More than 370 bus drivers and inspectors have been recruited by the biggest company in the West Midlands since April, it can be revealed today.
National Express West Midlands is planning to employ 1,700 people over three years and began a recruitment drive earlier this year.
So far 361 drivers and 12 inspectors have been taken on with bosses saying they are ahead of where they planned to be.
Many of the jobs have been made available due to a spate of drivers reaching retirement age.
The recruitment is a welcome boost for the region’s economy which continues to be one of the hardest hit in the country for unemployment.
National Express West Midlands employs 5,500 people on its bus and tram operations, as it also runs the Midland Metro.
Managing director Peter Coates said a large number of the recruits had been women.
He said: “We still have vacancies but we’ve been successful in recruiting, particularly in getting lady drivers to come to work for us.
“We want the bus company to reflect the people it serves. More than half of our passengers are female.”
The company is also increasing its ticket inspections to cut down on the £2 million a year it loses because of fare dodging.

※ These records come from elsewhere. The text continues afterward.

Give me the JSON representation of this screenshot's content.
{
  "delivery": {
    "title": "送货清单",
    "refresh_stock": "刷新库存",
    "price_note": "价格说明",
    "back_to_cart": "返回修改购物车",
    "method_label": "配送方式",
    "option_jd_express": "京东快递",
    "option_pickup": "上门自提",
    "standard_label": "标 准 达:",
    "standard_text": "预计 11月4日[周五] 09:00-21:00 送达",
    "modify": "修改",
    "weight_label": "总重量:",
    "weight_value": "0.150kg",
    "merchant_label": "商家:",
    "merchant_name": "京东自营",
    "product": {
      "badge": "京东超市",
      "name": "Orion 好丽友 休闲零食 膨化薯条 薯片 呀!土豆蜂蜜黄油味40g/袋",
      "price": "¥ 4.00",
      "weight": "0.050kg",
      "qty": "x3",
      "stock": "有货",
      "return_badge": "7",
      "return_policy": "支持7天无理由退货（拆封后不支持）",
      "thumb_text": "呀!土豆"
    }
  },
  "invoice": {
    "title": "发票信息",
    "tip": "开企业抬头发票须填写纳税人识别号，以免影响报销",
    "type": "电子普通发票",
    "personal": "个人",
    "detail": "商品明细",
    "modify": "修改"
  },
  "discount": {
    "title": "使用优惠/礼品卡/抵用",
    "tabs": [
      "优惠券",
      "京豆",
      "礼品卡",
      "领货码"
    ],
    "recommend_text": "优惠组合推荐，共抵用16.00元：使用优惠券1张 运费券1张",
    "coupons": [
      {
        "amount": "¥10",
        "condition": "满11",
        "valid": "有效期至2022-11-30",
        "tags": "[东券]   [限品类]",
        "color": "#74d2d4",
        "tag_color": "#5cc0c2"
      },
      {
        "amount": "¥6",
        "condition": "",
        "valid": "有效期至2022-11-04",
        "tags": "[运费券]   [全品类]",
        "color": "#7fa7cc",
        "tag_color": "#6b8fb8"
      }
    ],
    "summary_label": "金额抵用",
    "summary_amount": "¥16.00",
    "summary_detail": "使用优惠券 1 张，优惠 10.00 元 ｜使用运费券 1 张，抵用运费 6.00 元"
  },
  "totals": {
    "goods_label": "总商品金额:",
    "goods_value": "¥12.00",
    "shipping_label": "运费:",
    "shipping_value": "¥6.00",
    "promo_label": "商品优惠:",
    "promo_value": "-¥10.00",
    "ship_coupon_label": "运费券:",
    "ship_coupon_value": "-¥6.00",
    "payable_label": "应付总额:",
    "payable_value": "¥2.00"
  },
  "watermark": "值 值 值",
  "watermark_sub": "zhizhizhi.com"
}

Mr Coates added: “We’re increasing our revenue protection work. It’s something our customers want us to do because they say it annoys them when they’ve paid their fare and they’re sitting by someone who has not.
“We lose between two and four per cent of our revenue to fraud, abour £2 million a year, and we want to see that come down.
“We doubled our ticket inspections over the last three to four months and we’re going to continue like that for at least another six months and see how it goes.”
National Express is currently drawing up plans for a “smartcard” that would allow people to pre-pay for their travel and take advantage of cheaper fares.
The proposal comes as Mr Coates revealed the company was having to review fares and considering whether to raise them again in January.
Mr Coates said a National Express card was “an option” but that it would take time to develop.
“We don’t want to launch it badly, we would have to get it right and know that people have confidence in the system”, he said.